Excerpted records.
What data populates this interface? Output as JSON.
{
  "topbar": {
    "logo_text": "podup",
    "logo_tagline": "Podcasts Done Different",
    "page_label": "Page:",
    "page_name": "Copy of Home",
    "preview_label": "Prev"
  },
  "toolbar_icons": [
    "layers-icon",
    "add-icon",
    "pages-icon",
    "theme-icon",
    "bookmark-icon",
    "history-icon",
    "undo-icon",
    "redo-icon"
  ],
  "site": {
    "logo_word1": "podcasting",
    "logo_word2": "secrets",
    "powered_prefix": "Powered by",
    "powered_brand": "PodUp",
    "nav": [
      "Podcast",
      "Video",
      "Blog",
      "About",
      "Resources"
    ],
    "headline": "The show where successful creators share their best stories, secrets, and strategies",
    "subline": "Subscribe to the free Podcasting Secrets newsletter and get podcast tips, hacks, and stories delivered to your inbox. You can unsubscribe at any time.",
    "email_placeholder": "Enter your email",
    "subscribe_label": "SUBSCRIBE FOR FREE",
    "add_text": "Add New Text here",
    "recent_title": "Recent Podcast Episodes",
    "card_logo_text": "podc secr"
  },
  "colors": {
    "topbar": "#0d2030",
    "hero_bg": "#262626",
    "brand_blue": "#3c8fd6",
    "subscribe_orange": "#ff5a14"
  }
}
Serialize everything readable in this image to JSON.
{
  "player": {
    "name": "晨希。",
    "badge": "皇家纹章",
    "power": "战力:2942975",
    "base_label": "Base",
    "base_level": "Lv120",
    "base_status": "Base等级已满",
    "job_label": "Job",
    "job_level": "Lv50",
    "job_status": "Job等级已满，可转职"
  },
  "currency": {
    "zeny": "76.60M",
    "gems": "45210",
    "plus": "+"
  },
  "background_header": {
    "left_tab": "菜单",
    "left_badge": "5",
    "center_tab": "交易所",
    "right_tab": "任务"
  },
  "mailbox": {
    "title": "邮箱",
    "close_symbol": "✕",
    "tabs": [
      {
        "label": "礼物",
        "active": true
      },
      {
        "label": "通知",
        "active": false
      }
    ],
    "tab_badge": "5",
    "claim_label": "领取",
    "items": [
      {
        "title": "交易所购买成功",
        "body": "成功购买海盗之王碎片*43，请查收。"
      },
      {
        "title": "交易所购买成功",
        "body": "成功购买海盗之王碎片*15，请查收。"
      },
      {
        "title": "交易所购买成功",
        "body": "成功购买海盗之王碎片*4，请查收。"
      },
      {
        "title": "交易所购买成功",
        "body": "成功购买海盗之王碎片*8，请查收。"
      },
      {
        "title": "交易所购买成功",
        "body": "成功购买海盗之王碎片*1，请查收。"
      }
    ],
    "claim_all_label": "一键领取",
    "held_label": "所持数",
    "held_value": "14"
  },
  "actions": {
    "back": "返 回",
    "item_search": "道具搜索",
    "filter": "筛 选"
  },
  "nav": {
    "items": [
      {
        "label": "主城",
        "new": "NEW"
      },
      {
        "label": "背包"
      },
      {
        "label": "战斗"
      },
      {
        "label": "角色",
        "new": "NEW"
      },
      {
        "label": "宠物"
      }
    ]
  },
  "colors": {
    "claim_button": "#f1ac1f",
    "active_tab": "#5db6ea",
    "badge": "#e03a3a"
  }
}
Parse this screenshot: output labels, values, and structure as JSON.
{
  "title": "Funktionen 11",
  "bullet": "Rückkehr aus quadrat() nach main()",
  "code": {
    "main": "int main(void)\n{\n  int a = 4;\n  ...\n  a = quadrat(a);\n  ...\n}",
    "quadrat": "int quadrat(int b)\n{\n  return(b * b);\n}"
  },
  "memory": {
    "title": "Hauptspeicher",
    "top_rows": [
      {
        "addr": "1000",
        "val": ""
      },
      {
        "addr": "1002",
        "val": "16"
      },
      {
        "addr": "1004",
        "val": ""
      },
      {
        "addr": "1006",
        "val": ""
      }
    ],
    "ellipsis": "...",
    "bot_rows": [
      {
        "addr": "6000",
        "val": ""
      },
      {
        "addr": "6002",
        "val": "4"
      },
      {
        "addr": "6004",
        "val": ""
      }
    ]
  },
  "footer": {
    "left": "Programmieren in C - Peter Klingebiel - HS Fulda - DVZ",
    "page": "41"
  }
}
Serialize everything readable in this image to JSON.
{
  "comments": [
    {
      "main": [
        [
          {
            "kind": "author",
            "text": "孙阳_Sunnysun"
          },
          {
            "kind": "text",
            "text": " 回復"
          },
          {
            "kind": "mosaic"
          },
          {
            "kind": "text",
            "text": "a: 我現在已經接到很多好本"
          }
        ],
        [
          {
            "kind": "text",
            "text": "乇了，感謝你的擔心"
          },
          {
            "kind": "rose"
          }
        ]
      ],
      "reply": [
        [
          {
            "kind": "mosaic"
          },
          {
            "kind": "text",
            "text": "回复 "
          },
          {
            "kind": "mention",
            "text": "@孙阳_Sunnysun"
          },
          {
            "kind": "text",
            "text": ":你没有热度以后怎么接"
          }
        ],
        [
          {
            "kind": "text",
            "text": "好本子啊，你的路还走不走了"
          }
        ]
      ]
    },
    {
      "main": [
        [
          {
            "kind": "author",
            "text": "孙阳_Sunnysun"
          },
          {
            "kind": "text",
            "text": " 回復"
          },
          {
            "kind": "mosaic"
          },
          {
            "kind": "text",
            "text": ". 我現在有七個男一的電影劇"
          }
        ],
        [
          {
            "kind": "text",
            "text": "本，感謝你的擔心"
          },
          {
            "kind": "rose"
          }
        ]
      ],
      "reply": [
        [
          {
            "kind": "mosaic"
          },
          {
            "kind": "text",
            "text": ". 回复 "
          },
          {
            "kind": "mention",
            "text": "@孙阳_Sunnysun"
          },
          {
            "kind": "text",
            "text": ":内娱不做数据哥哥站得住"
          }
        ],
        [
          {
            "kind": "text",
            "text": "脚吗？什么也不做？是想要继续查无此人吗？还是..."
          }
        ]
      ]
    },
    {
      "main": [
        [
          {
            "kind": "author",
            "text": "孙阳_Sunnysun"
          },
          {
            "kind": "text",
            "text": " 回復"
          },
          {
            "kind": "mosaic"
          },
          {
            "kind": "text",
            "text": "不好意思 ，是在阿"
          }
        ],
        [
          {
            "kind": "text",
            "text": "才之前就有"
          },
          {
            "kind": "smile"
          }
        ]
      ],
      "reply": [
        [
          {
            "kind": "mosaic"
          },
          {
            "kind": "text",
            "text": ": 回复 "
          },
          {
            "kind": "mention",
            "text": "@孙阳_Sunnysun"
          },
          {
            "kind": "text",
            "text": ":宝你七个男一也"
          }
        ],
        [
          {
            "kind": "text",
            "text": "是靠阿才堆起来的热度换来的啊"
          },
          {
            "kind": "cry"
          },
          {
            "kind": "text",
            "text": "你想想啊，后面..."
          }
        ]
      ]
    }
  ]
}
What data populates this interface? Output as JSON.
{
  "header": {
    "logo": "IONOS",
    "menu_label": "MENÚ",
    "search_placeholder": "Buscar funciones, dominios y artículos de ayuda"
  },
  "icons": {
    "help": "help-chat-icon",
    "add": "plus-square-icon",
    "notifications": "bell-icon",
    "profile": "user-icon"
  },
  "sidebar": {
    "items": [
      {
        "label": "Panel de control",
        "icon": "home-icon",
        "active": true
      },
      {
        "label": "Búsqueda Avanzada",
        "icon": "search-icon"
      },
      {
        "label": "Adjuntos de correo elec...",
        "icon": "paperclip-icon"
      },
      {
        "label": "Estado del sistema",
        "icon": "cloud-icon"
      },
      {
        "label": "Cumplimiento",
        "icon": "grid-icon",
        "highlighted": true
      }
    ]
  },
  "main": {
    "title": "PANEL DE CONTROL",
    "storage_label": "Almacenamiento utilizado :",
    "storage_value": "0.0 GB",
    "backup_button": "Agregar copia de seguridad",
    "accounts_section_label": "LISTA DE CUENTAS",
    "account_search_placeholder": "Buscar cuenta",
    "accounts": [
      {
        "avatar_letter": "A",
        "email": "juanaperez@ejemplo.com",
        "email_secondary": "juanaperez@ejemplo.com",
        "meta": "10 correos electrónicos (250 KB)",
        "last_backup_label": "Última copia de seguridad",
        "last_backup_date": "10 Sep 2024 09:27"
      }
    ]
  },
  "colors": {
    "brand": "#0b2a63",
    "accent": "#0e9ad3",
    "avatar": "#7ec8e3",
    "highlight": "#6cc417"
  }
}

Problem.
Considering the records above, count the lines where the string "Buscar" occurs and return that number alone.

Output of the exercise.
2